I fell for the last time that day again just before we left. The same friend who taught me to lean forward, saw me falling, and noticed what I was doing something wrong. He gave me some tips – “Don’t try to walk, let one foot glide you for few seconds before trying it again with the second foot”. I made some improvements right away after that. I was freely skating for more than 20-30 seconds. But it didn’t last because we had to leave the arena for ice-hokey practice game.
Later, when all of us got together, we talked about how everything went. I was surprised that, in an average, my other friends had fallen for about 10 times; 8 times more than me, which I was proud of then. How foolish I was trying so hard not to fall? They fell more than me and ended up learning more than me. I remember myself trying to be very close to the fence, so that I could catch it for support if I fell. Later on I found myself not able to skate without the fence support because it gave me so much security. Same thing happened with skiing yesterday. My friends fell more than I did. Their jackets, and trousers were wet because of snow. One friend complained about feeling too much pain in his right thumb. Overall they were more hurt than I was. But they enjoyed it more. When we were leaving, I was swearing never to come again where everyone else was planning returning the next weekend.

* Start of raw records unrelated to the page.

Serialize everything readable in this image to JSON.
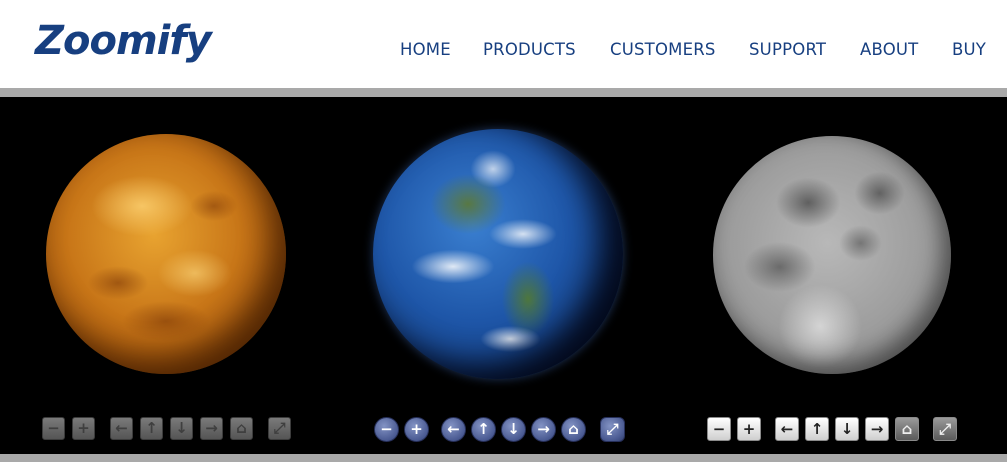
{
  "brand": {
    "logo_text": "Zoomify",
    "logo_color": "#173f80"
  },
  "nav": {
    "items": [
      {
        "label": "HOME"
      },
      {
        "label": "PRODUCTS"
      },
      {
        "label": "CUSTOMERS"
      },
      {
        "label": "SUPPORT"
      },
      {
        "label": "ABOUT"
      },
      {
        "label": "BUY"
      }
    ],
    "color": "#173f80"
  },
  "viewers": [
    {
      "subject": "Venus",
      "toolbar_style": "grey-square",
      "buttons": [
        "zoom-out",
        "zoom-in",
        "pan-left",
        "pan-up",
        "pan-down",
        "pan-right",
        "home",
        "fullscreen"
      ],
      "glyphs": [
        "−",
        "+",
        "←",
        "↑",
        "↓",
        "→",
        "⌂",
        "⤢"
      ]
    },
    {
      "subject": "Earth",
      "toolbar_style": "blue-round",
      "buttons": [
        "zoom-out",
        "zoom-in",
        "pan-left",
        "pan-up",
        "pan-down",
        "pan-right",
        "home",
        "fullscreen"
      ],
      "glyphs": [
        "−",
        "+",
        "←",
        "↑",
        "↓",
        "→",
        "⌂",
        "⤢"
      ]
    },
    {
      "subject": "Moon",
      "toolbar_style": "white-square",
      "buttons": [
        "zoom-out",
        "zoom-in",
        "pan-left",
        "pan-up",
        "pan-down",
        "pan-right",
        "home",
        "fullscreen"
      ],
      "glyphs": [
        "−",
        "+",
        "←",
        "↑",
        "↓",
        "→",
        "⌂",
        "⤢"
      ]
    }
  ],
  "colors": {
    "stage_background": "#000000",
    "separator": "#a9a9a9"
  }
}
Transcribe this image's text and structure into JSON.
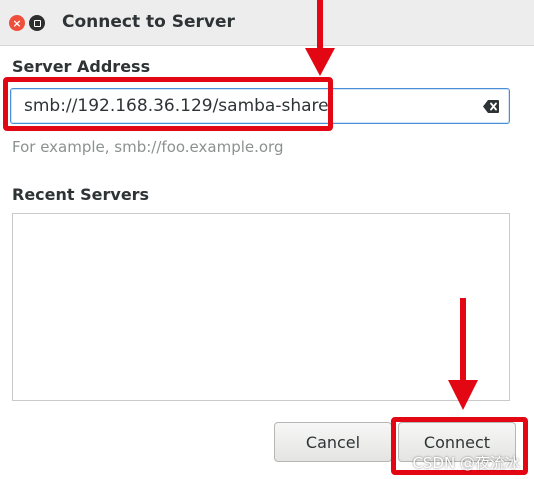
{
  "window": {
    "title": "Connect to Server"
  },
  "server_address": {
    "label": "Server Address",
    "value": "smb://192.168.36.129/samba-share",
    "example": "For example, smb://foo.example.org"
  },
  "recent_servers": {
    "label": "Recent Servers",
    "items": []
  },
  "buttons": {
    "cancel": "Cancel",
    "connect": "Connect"
  },
  "annotations": {
    "color": "#e30613"
  },
  "watermark": "CSDN @夜流冰",
  "icons": {
    "close": "close-icon",
    "maximize": "maximize-icon",
    "clear": "clear-text-icon"
  }
}
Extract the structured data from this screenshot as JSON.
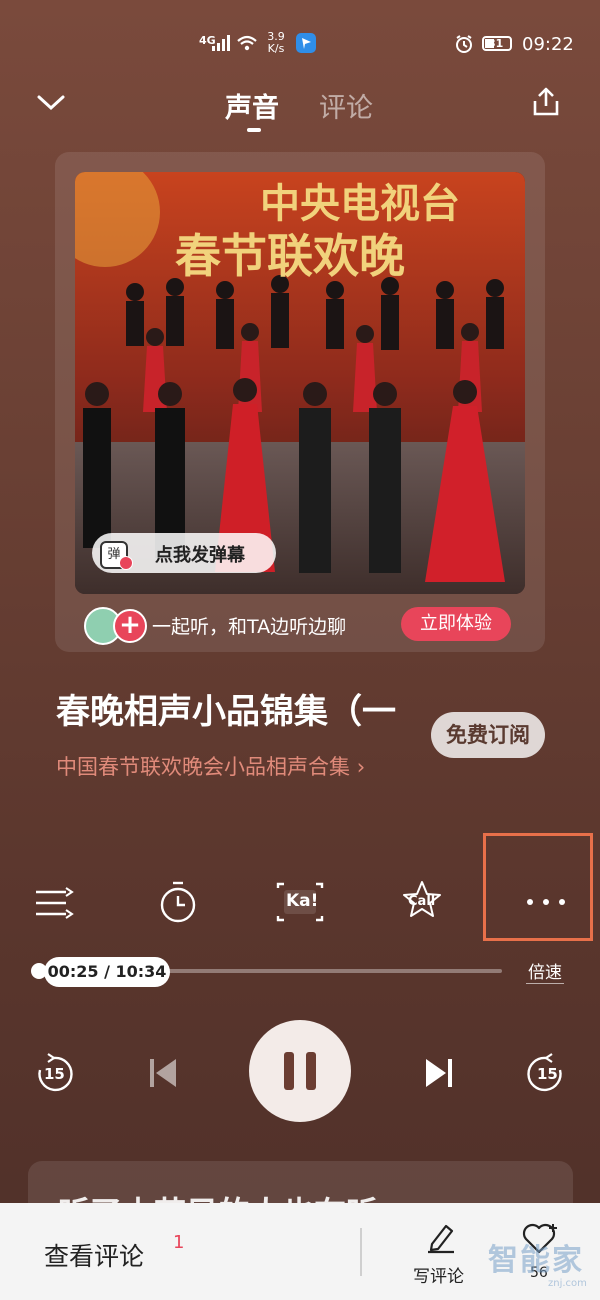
{
  "status_bar": {
    "network": "4G",
    "speed_value": "3.9",
    "speed_unit": "K/s",
    "battery": "31",
    "time": "09:22"
  },
  "header": {
    "tabs": [
      {
        "label": "声音",
        "active": true
      },
      {
        "label": "评论",
        "active": false
      }
    ]
  },
  "cover": {
    "danmu_icon": "弹",
    "danmu_label": "点我发弹幕",
    "cover_text_line1": "中央电视台",
    "cover_text_line2": "春节联欢晚"
  },
  "listen_together": {
    "text": "一起听，和TA边听边聊",
    "button": "立即体验"
  },
  "track": {
    "title": "春晚相声小品锦集（一",
    "album": "中国春节联欢晚会小品相声合集",
    "subscribe": "免费订阅"
  },
  "controls": {
    "icons": [
      "playlist-icon",
      "timer-icon",
      "karaoke-icon",
      "call-icon",
      "more-icon"
    ],
    "karaoke_label": "Ka!",
    "call_label": "Call"
  },
  "progress": {
    "current": "00:25",
    "total": "10:34",
    "time_label": "00:25 / 10:34",
    "fraction": 0.04,
    "speed_label": "倍速"
  },
  "playback": {
    "rewind_seconds": "15",
    "forward_seconds": "15"
  },
  "lower_card": {
    "text": "听了本节目的人也在听"
  },
  "bottom_bar": {
    "view_comments": "查看评论",
    "comment_count": "1",
    "write_comment": "写评论",
    "like_count": "56"
  },
  "watermark": {
    "main": "智能家",
    "sub": "znj.com"
  },
  "colors": {
    "accent": "#e8455a",
    "highlight_box": "#e8704a",
    "album_link": "#e08a7a"
  }
}
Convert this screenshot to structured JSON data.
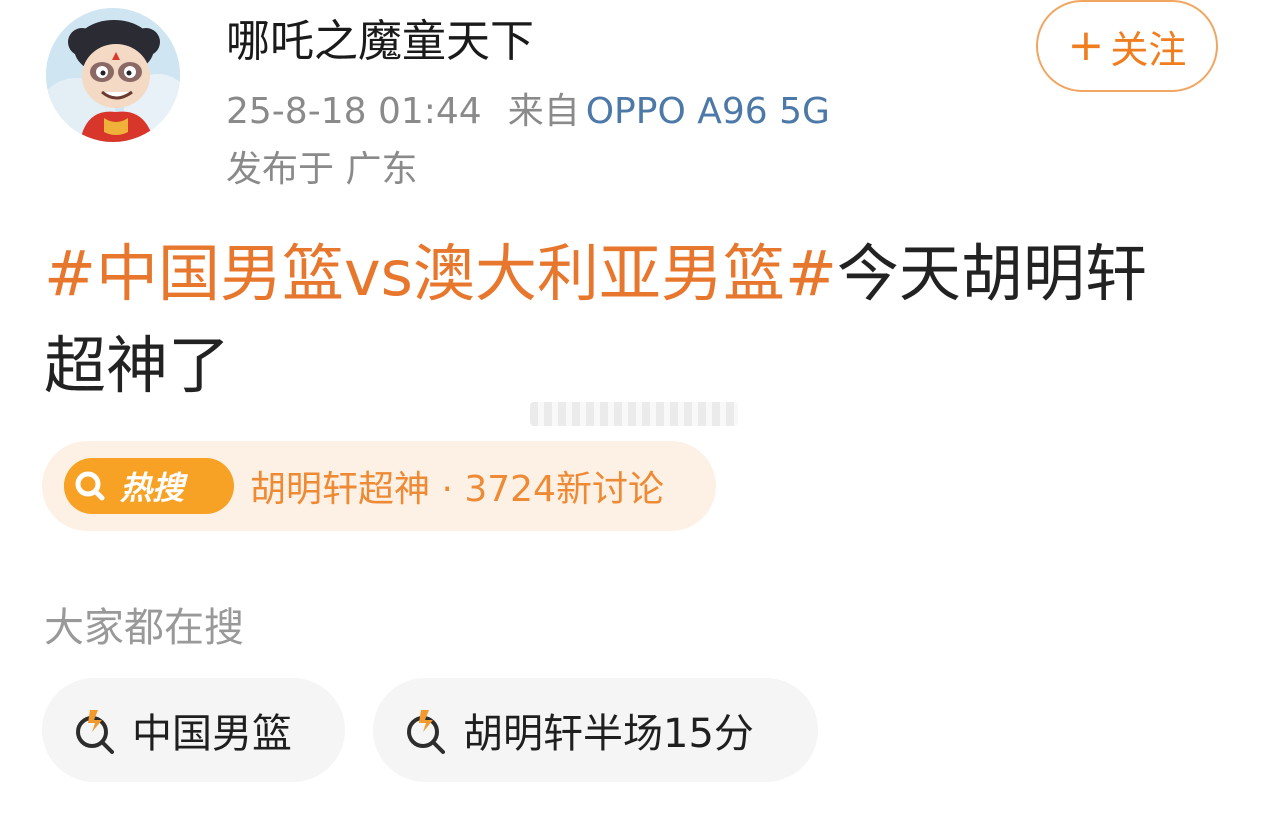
{
  "post": {
    "author": {
      "name": "哪吒之魔童天下",
      "avatar_icon": "nezha-avatar-icon"
    },
    "meta": {
      "timestamp": "25-8-18 01:44",
      "source_prefix": "来自",
      "device": "OPPO A96 5G",
      "location": "发布于 广东"
    },
    "follow_button": {
      "plus": "+",
      "label": "关注"
    },
    "content": {
      "topic": "#中国男篮vs澳大利亚男篮#",
      "text": "今天胡明轩超神了"
    }
  },
  "hot_search": {
    "badge_label": "热搜",
    "text": "胡明轩超神 · 3724新讨论"
  },
  "suggestions": {
    "title": "大家都在搜",
    "items": [
      {
        "label": "中国男篮",
        "icon": "hot-search-icon"
      },
      {
        "label": "胡明轩半场15分",
        "icon": "hot-search-icon"
      }
    ]
  },
  "colors": {
    "accent_orange": "#e8772e",
    "follow_orange": "#f07d1e",
    "hot_badge": "#f7a125",
    "hot_pill_bg": "#fdf1e6",
    "device_link": "#4d79a8",
    "meta_gray": "#8a8a8a",
    "suggestion_bg": "#f5f5f5"
  }
}
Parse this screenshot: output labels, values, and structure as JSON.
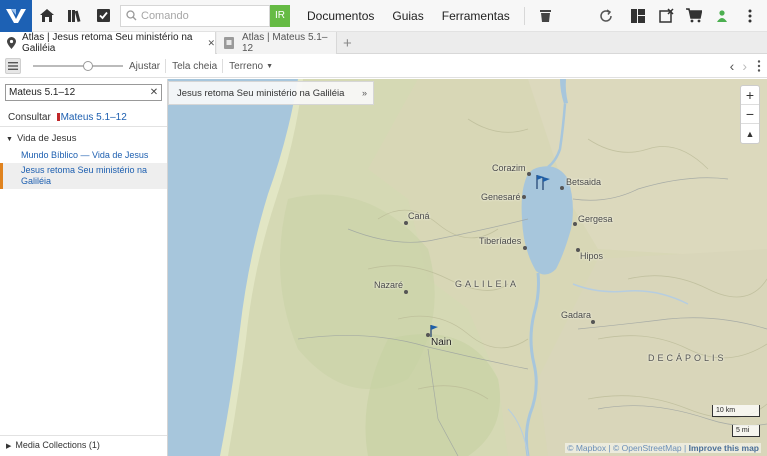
{
  "topbar": {
    "command_placeholder": "Comando",
    "go_label": "IR",
    "menu": [
      "Documentos",
      "Guias",
      "Ferramentas"
    ]
  },
  "tabs": [
    {
      "label": "Atlas | Jesus retoma Seu ministério na Galiléia",
      "close": "✕"
    },
    {
      "label": "Atlas | Mateus 5.1–12"
    }
  ],
  "toolbar": {
    "fit_label": "Ajustar",
    "fullscreen_label": "Tela cheia",
    "terrain_label": "Terreno"
  },
  "sidebar": {
    "search_value": "Mateus 5.1–12",
    "consult_label": "Consultar",
    "consult_ref": "Mateus 5.1–12",
    "group_label": "Vida de Jesus",
    "items": [
      {
        "label": "Mundo Bíblico — Vida de Jesus"
      },
      {
        "label": "Jesus retoma Seu ministério na Galiléia"
      }
    ],
    "media_label": "Media Collections (1)"
  },
  "map": {
    "title": "Jesus retoma Seu ministério na Galiléia",
    "places": [
      "Corazim",
      "Betsaida",
      "Genesaré",
      "Caná",
      "Gergesa",
      "Tiberíades",
      "Hipos",
      "Nazaré",
      "Gadara",
      "Nain"
    ],
    "regions": [
      "GALILEIA",
      "DECÁPOLIS"
    ],
    "scale_km": "10 km",
    "scale_mi": "5 mi",
    "attribution_mapbox": "© Mapbox",
    "attribution_osm": "© OpenStreetMap",
    "attribution_improve": "Improve this map"
  },
  "colors": {
    "brand": "#1d61b4",
    "go_button": "#66bb44",
    "active_item": "#e0831f",
    "water": "#a7c6dc",
    "land": "#d6d8b4"
  }
}
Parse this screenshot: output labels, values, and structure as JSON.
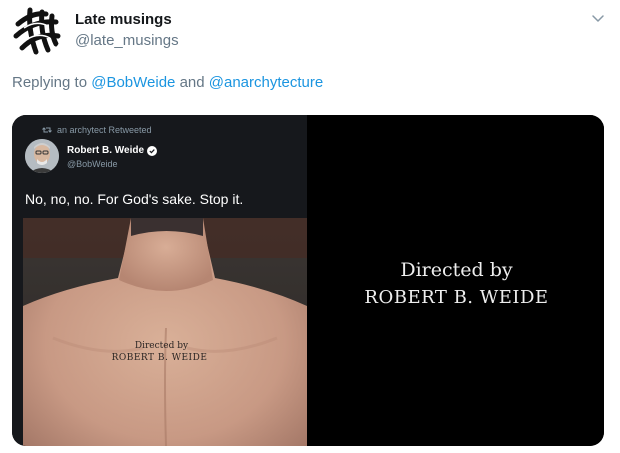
{
  "tweet": {
    "display_name": "Late musings",
    "handle": "@late_musings",
    "reply_prefix": "Replying to",
    "reply_conjunction": "and",
    "mentions": [
      "@BobWeide",
      "@anarchytecture"
    ]
  },
  "embedded_tweet": {
    "retweet_label": "an archytect Retweeted",
    "name": "Robert B. Weide",
    "handle": "@BobWeide",
    "text": "No, no, no. For God's sake. Stop it.",
    "tattoo_line1": "Directed by",
    "tattoo_line2": "ROBERT B. WEIDE"
  },
  "credit_card": {
    "line1": "Directed by",
    "line2": "ROBERT B. WEIDE"
  },
  "icons": {
    "caret": "chevron-down-icon",
    "retweet": "retweet-icon",
    "verified": "verified-badge-icon"
  },
  "colors": {
    "link": "#1b95e0",
    "secondary_text": "#657786",
    "verified": "#ffffff"
  }
}
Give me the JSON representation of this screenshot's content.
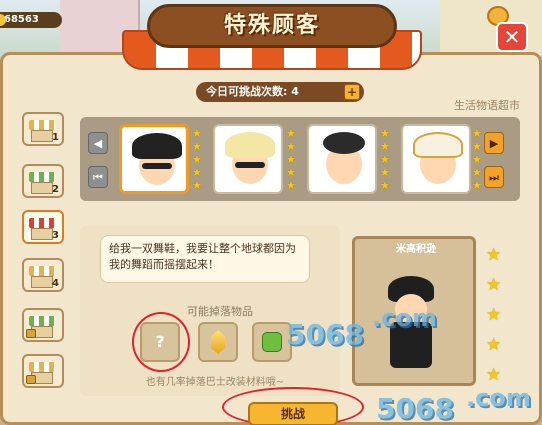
{
  "header": {
    "coins": "68563",
    "title": "特殊顾客",
    "close_symbol": "✕"
  },
  "attempts": {
    "label": "今日可挑战次数: 4",
    "plus_symbol": "+"
  },
  "market_name": "生活物语超市",
  "tabs": [
    {
      "num": "1",
      "style": "yellow",
      "locked": true
    },
    {
      "num": "2",
      "style": "green",
      "locked": false
    },
    {
      "num": "3",
      "style": "red",
      "locked": false
    },
    {
      "num": "4",
      "style": "yellow",
      "locked": false
    },
    {
      "num": "",
      "style": "green",
      "locked": true
    },
    {
      "num": "",
      "style": "yellow",
      "locked": true
    }
  ],
  "customers": [
    {
      "id": "black-hat",
      "selected": true
    },
    {
      "id": "blonde-sunglasses",
      "selected": false
    },
    {
      "id": "dark-hair",
      "selected": false
    },
    {
      "id": "turban",
      "selected": false
    }
  ],
  "nav": {
    "prev_symbol": "◀",
    "first_symbol": "⏮",
    "next_symbol": "▶",
    "last_symbol": "⏭"
  },
  "speech_text": "给我一双舞鞋，我要让整个地球都因为我的舞蹈而摇摆起来！",
  "drops": {
    "title": "可能掉落物品",
    "note": "也有几率掉落巴士改装材料哦~",
    "items": [
      {
        "icon": "question-mark",
        "label": "?"
      },
      {
        "icon": "crystal",
        "label": ""
      },
      {
        "icon": "thumbs-up",
        "label": ""
      }
    ]
  },
  "portrait": {
    "name": "米高积逊"
  },
  "challenge_button": "挑战",
  "star_glyph": "★",
  "watermarks": [
    "5068",
    ".com",
    "5068",
    ".com"
  ],
  "colors": {
    "accent": "#f09a22",
    "panel": "#f2e6cc",
    "highlight_circle": "#e5202a"
  }
}
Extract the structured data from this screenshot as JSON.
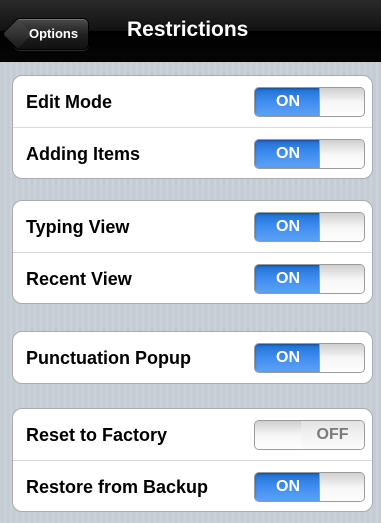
{
  "navbar": {
    "back_label": "Options",
    "title": "Restrictions"
  },
  "groups": [
    {
      "rows": [
        {
          "label": "Edit Mode",
          "toggle_label": "ON",
          "state": "on"
        },
        {
          "label": "Adding Items",
          "toggle_label": "ON",
          "state": "on"
        }
      ]
    },
    {
      "rows": [
        {
          "label": "Typing View",
          "toggle_label": "ON",
          "state": "on"
        },
        {
          "label": "Recent View",
          "toggle_label": "ON",
          "state": "on"
        }
      ]
    },
    {
      "rows": [
        {
          "label": "Punctuation Popup",
          "toggle_label": "ON",
          "state": "on"
        }
      ]
    },
    {
      "rows": [
        {
          "label": "Reset to Factory",
          "toggle_label": "OFF",
          "state": "off"
        },
        {
          "label": "Restore from Backup",
          "toggle_label": "ON",
          "state": "on"
        }
      ]
    }
  ],
  "colors": {
    "toggle_on": "#3d8bf0",
    "background": "#c5ccd4",
    "navbar": "#121212"
  }
}
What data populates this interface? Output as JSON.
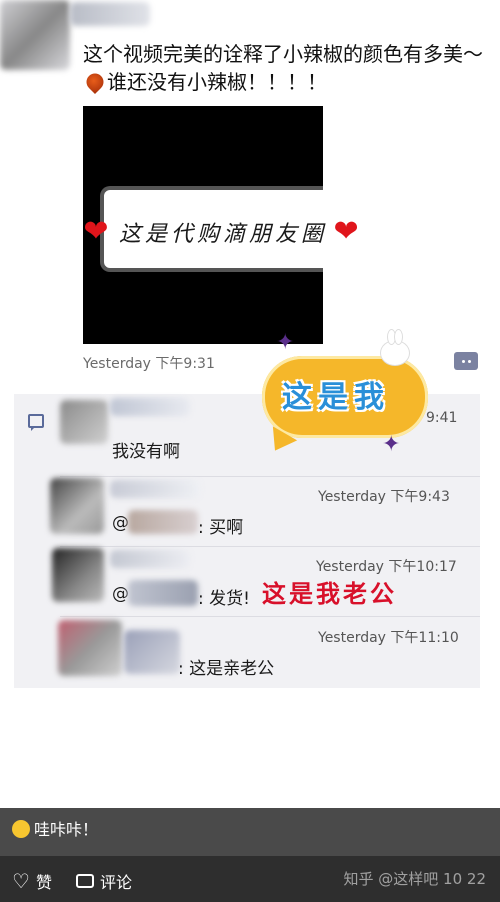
{
  "post": {
    "text_part1": "这个视频完美的诠释了小辣椒的颜色有多美～",
    "text_part2": "谁还没有小辣椒！！！！",
    "video_banner": "这是代购滴朋友圈",
    "timestamp": "Yesterday 下午9:31"
  },
  "sticker": {
    "text": "这是我"
  },
  "comments": [
    {
      "time": "9:41",
      "text": "我没有啊"
    },
    {
      "time": "Yesterday 下午9:43",
      "text_prefix": "@",
      "text": ": 买啊"
    },
    {
      "time": "Yesterday 下午10:17",
      "text_prefix": "@",
      "text": ": 发货!"
    },
    {
      "time": "Yesterday 下午11:10",
      "text": ": 这是亲老公"
    }
  ],
  "annotation_red": "这是我老公",
  "bottom": {
    "status_text": "哇咔咔！",
    "like_label": "赞",
    "comment_label": "评论",
    "right_text": "知乎 @这样吧",
    "right_count_1": "10",
    "right_count_2": "22"
  },
  "colors": {
    "sticker_fill": "#f5b72a",
    "sticker_text": "#2a8fd8",
    "annotation_red": "#d8102a",
    "comments_bg": "#f1f1f4"
  }
}
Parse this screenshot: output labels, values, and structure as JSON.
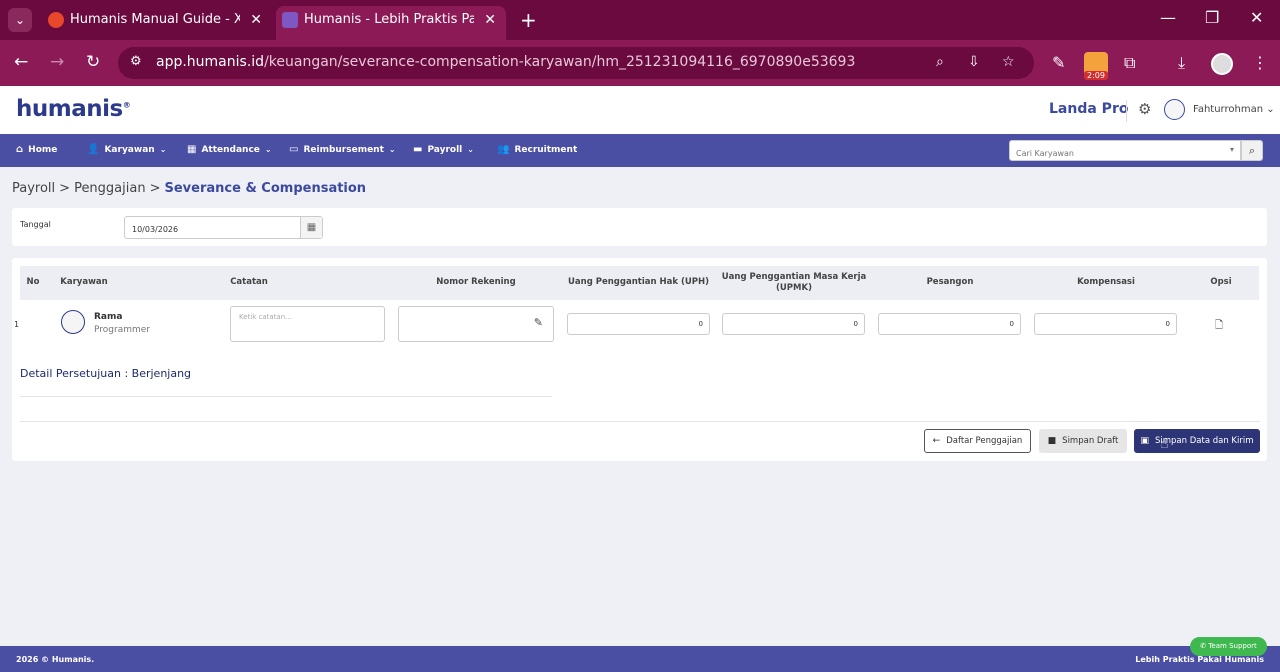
{
  "browser": {
    "tabs": [
      {
        "title": "Humanis Manual Guide - Xmind",
        "close": "✕"
      },
      {
        "title": "Humanis - Lebih Praktis Pakai Humanis",
        "close": "✕"
      }
    ],
    "new_tab": "+",
    "url_host": "app.humanis.id",
    "url_path": "/keuangan/severance-compensation-karyawan/hm_251231094116_6970890e53693",
    "ext_badge": "2:09"
  },
  "app": {
    "logo": "humanis",
    "company": "Landa Pro",
    "user": "Fahturrohman"
  },
  "nav": {
    "items": [
      {
        "label": "Home",
        "icon": "⌂"
      },
      {
        "label": "Karyawan",
        "icon": "👤"
      },
      {
        "label": "Attendance",
        "icon": "▦"
      },
      {
        "label": "Reimbursement",
        "icon": "▭"
      },
      {
        "label": "Payroll",
        "icon": "▬"
      },
      {
        "label": "Recruitment",
        "icon": "👥"
      }
    ],
    "search_placeholder": "Cari Karyawan"
  },
  "breadcrumb": [
    "Payroll",
    "Penggajian",
    "Severance & Compensation"
  ],
  "form": {
    "date_label": "Tanggal",
    "date_value": "10/03/2026"
  },
  "table": {
    "headers": [
      "No",
      "Karyawan",
      "Catatan",
      "Nomor Rekening",
      "Uang Penggantian Hak (UPH)",
      "Uang Penggantian Masa Kerja (UPMK)",
      "Pesangon",
      "Kompensasi",
      "Opsi"
    ],
    "rows": [
      {
        "no": "1",
        "name": "Rama",
        "role": "Programmer",
        "note_placeholder": "Ketik catatan...",
        "uph": "0",
        "upmk": "0",
        "pesangon": "0",
        "kompensasi": "0"
      }
    ]
  },
  "detail_label": "Detail Persetujuan : Berjenjang",
  "buttons": {
    "back": "Daftar Penggajian",
    "draft": "Simpan Draft",
    "save": "Simpan Data dan Kirim"
  },
  "footer": {
    "left": "2026 © Humanis.",
    "right": "Lebih Praktis Pakai Humanis",
    "support": "Team Support"
  }
}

So, after these two back-to-back outdoor incidents, I’ve realized that letting yourself fall, if that’s the most probable result right at that moment, is not a bad idea. It has more benefits than trying to forcefully take yourself out of it. Because you will end up with nothing. Try to be a perfectionist but get there after perfecting your skills which you can only do by a systematic rinse-and-repeat procedure – let yourself fail, don’t feel embarrassed about the fail, fail fast, learn from the failure, make yourself better rectifying the mistake. Now rinse-and-repeat.